_Supplied information_:

──────────────────────────────

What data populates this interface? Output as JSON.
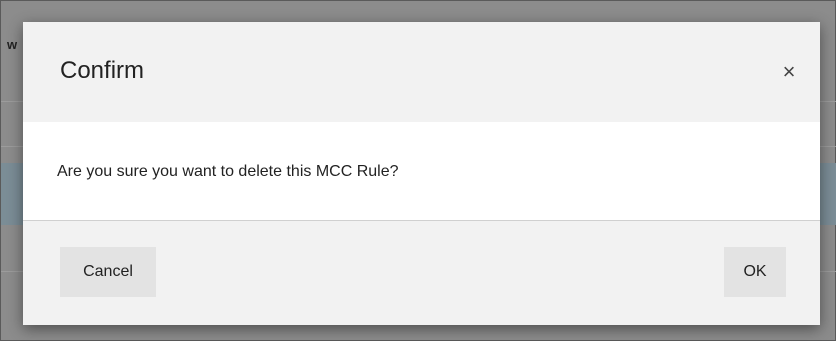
{
  "background": {
    "partial_text": "w"
  },
  "dialog": {
    "title": "Confirm",
    "close_glyph": "×",
    "message": "Are you sure you want to delete this MCC Rule?",
    "buttons": {
      "cancel_label": "Cancel",
      "ok_label": "OK"
    }
  },
  "colors": {
    "overlay": "#8c8c8c",
    "dialog_header_bg": "#f2f2f2",
    "dialog_body_bg": "#ffffff",
    "button_bg": "#e3e3e3"
  },
  "icons": {
    "close": "close-icon"
  }
}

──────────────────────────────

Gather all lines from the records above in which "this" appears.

What data populates this interface? Output as JSON.
    "message": "Are you sure you want to delete this MCC Rule?",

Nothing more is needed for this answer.